- _EXERCISE DIRECTIONS_: The answer must consist of every line from the entries below that contains the word "title".

*** DATA FOR THIS EXERCISE ***

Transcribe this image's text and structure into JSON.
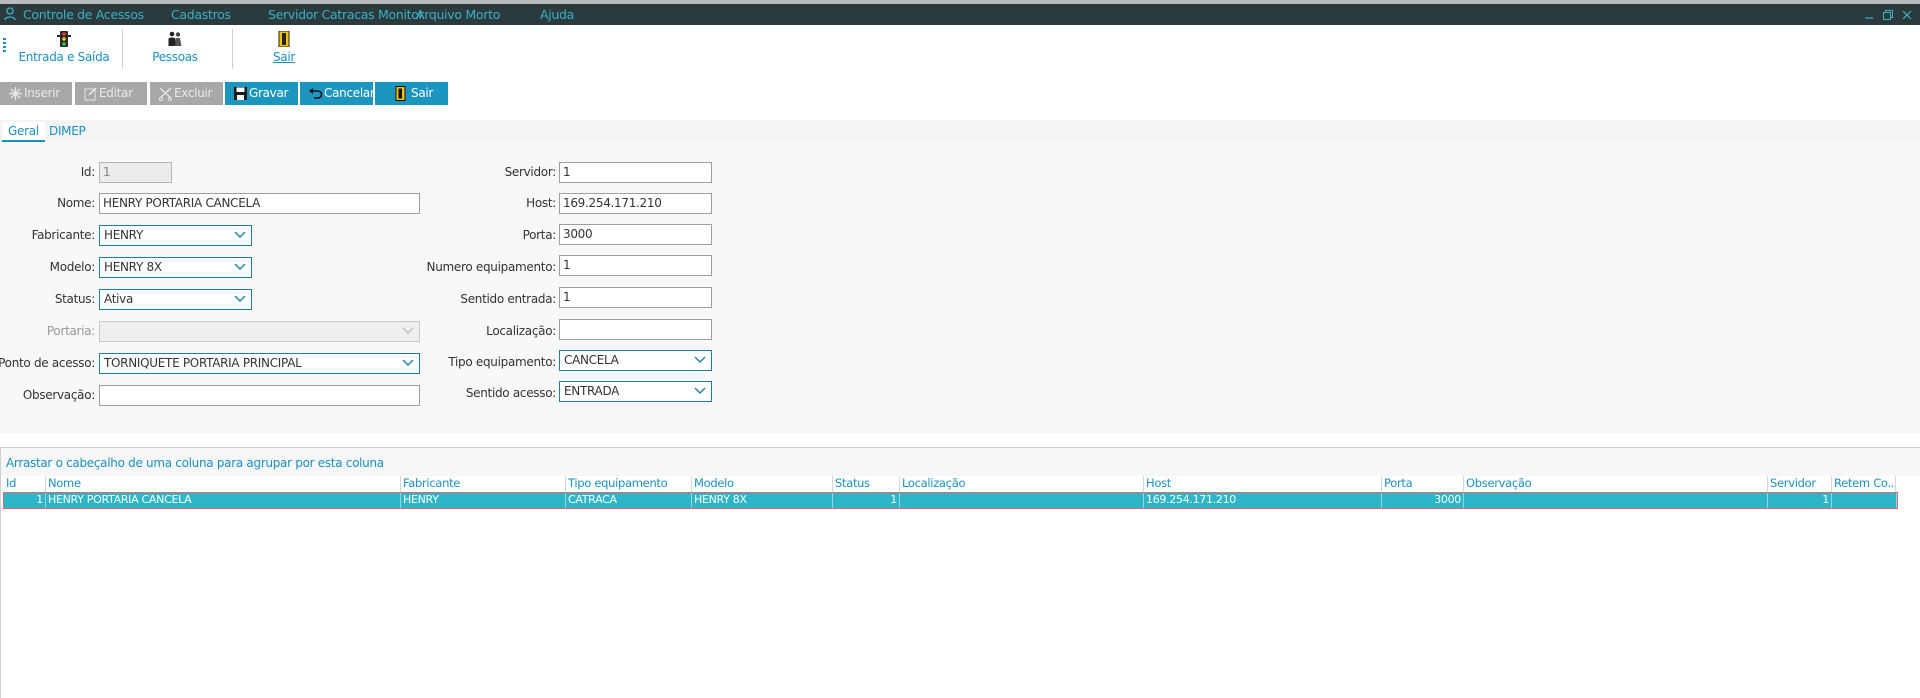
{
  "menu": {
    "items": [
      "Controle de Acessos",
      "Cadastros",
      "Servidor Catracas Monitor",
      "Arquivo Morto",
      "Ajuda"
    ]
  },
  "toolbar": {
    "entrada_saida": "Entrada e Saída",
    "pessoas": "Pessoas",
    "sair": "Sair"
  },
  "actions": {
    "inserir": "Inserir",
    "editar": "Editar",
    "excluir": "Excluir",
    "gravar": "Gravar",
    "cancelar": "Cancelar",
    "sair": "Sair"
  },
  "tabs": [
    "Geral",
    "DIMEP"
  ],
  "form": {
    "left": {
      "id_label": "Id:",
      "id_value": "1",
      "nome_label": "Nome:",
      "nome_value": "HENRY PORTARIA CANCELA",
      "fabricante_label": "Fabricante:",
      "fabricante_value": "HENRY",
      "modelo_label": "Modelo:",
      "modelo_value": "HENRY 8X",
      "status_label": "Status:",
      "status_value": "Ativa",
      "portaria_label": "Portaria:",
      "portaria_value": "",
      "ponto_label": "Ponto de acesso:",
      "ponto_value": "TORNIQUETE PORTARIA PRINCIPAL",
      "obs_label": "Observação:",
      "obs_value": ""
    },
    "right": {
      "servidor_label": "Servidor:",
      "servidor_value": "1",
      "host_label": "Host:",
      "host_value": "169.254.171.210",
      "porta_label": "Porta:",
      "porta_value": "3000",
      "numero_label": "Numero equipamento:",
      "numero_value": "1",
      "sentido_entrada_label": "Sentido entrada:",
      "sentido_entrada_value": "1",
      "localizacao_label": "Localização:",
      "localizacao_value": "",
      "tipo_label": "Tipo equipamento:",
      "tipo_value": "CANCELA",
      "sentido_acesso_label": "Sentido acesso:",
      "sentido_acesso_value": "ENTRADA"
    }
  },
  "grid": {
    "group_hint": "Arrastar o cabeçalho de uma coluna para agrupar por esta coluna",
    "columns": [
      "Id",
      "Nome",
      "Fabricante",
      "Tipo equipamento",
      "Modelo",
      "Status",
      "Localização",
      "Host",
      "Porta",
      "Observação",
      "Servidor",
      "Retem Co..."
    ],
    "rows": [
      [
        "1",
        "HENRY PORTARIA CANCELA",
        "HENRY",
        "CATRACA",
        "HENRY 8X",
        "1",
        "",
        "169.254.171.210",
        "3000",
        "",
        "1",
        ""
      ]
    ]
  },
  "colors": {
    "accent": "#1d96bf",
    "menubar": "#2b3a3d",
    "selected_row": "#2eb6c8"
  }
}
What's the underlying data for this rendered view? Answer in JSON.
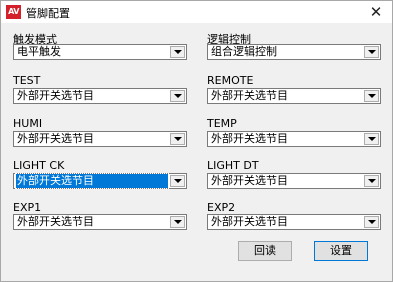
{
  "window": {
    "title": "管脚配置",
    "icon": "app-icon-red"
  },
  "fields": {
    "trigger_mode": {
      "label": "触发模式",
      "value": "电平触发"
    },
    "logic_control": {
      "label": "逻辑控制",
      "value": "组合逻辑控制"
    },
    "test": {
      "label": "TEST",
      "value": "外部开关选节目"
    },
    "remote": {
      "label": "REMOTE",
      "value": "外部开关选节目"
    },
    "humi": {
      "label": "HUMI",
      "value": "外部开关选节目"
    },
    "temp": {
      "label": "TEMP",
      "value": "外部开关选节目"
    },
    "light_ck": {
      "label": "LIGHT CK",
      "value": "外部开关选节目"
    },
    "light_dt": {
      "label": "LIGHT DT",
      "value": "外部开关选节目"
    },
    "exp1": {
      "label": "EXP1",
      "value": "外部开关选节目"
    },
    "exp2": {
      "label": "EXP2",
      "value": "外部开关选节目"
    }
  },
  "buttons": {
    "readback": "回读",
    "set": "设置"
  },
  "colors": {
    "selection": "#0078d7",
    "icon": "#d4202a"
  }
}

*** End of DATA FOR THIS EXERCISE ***
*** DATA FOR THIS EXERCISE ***

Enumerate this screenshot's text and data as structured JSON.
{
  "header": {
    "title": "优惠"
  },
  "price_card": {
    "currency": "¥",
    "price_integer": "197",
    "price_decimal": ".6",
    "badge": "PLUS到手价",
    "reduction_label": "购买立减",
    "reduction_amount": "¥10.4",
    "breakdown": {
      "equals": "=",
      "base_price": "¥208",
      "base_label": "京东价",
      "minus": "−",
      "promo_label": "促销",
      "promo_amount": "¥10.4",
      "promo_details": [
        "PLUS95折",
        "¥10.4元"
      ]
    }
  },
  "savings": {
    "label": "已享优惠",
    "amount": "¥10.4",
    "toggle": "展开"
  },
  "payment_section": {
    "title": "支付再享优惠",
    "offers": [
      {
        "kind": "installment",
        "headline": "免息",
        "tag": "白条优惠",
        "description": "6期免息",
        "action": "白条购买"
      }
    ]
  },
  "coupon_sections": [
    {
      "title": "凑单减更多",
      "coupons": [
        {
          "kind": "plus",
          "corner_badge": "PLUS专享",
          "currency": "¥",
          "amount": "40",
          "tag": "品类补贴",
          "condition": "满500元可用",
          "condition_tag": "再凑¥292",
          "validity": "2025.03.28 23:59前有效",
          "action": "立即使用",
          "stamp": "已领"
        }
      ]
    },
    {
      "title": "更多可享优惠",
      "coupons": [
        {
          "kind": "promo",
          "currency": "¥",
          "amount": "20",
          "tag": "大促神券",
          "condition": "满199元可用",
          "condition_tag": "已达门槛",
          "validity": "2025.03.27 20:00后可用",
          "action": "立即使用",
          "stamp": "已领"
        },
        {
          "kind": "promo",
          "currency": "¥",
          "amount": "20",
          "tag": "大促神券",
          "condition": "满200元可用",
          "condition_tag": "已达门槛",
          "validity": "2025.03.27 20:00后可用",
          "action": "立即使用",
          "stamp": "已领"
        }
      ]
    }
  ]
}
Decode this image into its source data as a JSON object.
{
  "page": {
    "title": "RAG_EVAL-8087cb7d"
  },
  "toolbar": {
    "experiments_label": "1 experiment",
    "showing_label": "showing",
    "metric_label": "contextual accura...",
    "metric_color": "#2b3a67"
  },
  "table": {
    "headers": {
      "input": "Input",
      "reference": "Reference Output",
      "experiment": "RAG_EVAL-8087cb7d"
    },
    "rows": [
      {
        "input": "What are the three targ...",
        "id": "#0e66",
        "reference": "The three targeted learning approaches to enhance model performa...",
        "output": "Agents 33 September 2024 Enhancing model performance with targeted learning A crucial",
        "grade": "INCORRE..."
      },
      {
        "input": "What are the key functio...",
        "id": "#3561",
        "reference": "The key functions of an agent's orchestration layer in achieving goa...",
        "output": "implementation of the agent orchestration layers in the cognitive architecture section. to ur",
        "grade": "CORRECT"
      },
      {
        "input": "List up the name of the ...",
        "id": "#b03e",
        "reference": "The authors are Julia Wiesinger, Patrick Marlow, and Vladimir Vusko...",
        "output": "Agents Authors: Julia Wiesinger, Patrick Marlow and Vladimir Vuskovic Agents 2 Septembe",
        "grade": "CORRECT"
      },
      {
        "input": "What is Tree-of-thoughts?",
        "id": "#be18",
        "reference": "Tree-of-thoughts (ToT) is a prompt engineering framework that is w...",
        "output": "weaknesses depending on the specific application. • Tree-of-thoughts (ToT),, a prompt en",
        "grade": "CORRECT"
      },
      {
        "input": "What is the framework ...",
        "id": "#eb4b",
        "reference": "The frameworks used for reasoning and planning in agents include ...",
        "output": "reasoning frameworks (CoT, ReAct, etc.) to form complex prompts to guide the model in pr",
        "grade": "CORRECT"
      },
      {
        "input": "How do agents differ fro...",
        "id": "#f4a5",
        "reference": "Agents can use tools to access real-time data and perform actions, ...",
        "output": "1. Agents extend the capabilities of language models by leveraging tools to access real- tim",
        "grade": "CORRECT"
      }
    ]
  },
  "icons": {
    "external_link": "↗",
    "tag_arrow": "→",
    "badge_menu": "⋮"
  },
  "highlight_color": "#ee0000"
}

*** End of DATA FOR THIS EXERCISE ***
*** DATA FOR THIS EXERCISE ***

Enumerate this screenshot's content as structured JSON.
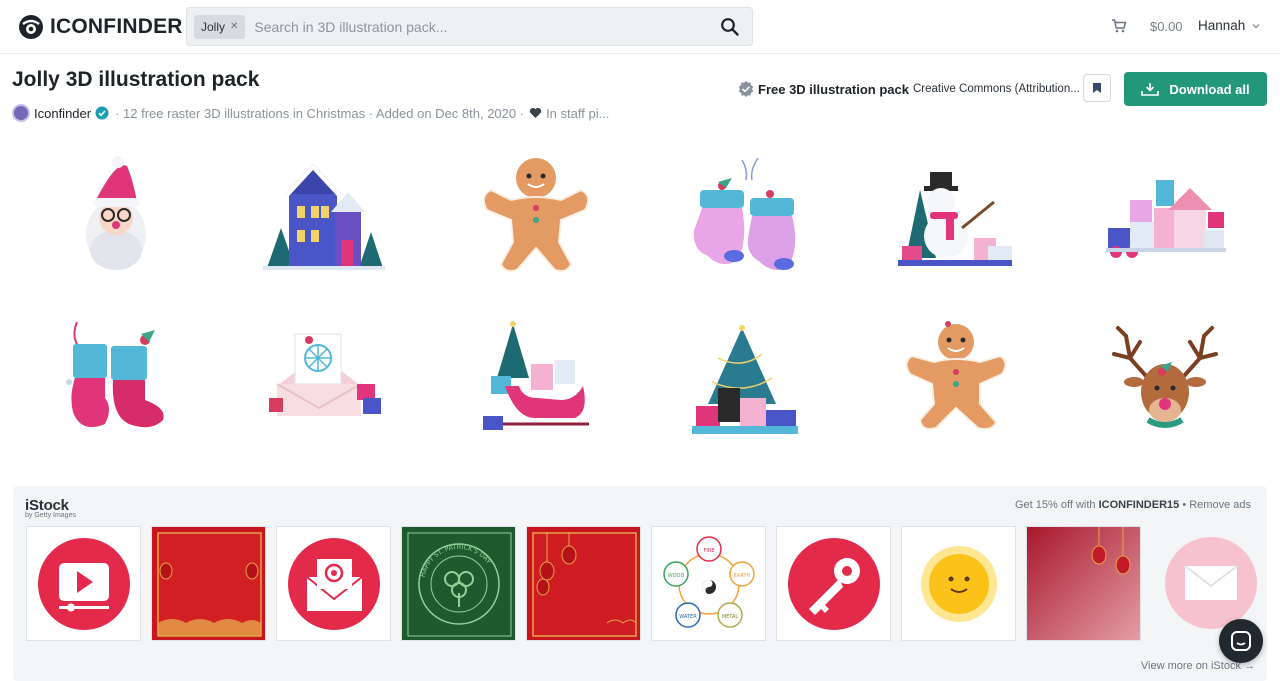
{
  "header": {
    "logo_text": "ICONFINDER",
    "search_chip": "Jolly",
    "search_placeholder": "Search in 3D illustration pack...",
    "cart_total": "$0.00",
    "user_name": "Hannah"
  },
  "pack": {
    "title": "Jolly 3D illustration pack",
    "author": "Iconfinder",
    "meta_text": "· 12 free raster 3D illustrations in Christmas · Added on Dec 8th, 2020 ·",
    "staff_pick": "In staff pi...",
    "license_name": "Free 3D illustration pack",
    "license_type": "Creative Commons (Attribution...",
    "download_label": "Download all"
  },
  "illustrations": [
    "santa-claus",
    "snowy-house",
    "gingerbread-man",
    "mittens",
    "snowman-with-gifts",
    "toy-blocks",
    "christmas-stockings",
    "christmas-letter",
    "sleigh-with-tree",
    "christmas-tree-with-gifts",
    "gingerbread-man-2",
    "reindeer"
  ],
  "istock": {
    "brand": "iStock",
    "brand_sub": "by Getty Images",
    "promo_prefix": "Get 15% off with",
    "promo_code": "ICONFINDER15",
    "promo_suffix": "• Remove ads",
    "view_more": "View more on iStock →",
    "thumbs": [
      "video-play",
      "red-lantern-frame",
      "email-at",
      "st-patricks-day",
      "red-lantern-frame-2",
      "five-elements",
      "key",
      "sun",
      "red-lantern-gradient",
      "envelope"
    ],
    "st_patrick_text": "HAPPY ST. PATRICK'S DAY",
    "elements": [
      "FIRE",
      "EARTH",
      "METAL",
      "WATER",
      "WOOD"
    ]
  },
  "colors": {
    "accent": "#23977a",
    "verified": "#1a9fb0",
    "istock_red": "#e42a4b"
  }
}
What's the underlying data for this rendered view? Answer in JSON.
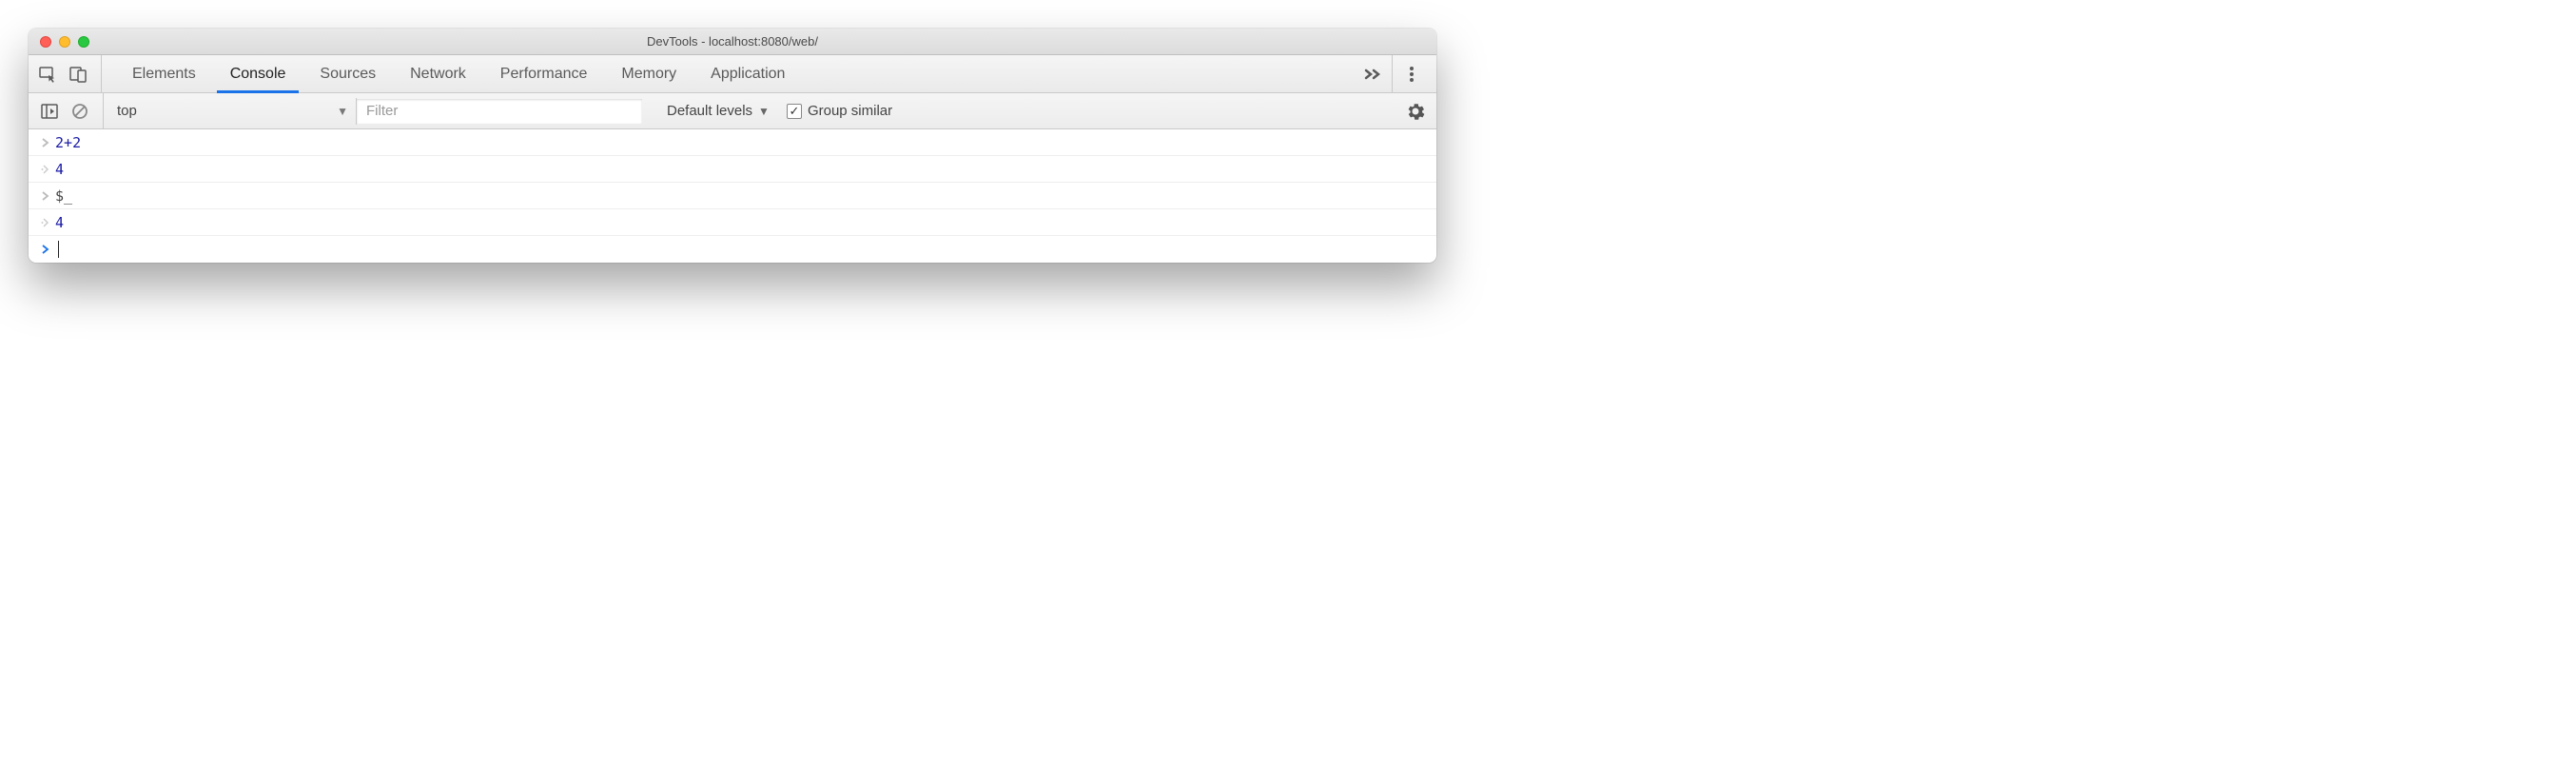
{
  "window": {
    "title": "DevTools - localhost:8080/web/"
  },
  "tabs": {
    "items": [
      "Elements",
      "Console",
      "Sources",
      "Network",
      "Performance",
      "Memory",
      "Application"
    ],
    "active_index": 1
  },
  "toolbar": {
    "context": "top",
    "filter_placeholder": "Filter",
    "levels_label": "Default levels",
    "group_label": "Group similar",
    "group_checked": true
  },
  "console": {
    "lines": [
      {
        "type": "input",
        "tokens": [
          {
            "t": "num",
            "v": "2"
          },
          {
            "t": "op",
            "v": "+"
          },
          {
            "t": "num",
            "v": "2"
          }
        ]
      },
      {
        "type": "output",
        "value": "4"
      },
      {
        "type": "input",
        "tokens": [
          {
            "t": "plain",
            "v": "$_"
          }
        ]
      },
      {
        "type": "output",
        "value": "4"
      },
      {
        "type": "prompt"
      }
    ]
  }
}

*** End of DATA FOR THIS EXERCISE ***

- _OUTPUT_:
    "title": "管脚配置",
    "title": "优惠"
    "title": "支付再享优惠",
      "title": "凑单减更多",
      "title": "更多可享优惠",
    "title": "RAG_EVAL-8087cb7d"
    "title": "Jolly 3D illustration pack",
    "title": "DevTools - localhost:8080/web/"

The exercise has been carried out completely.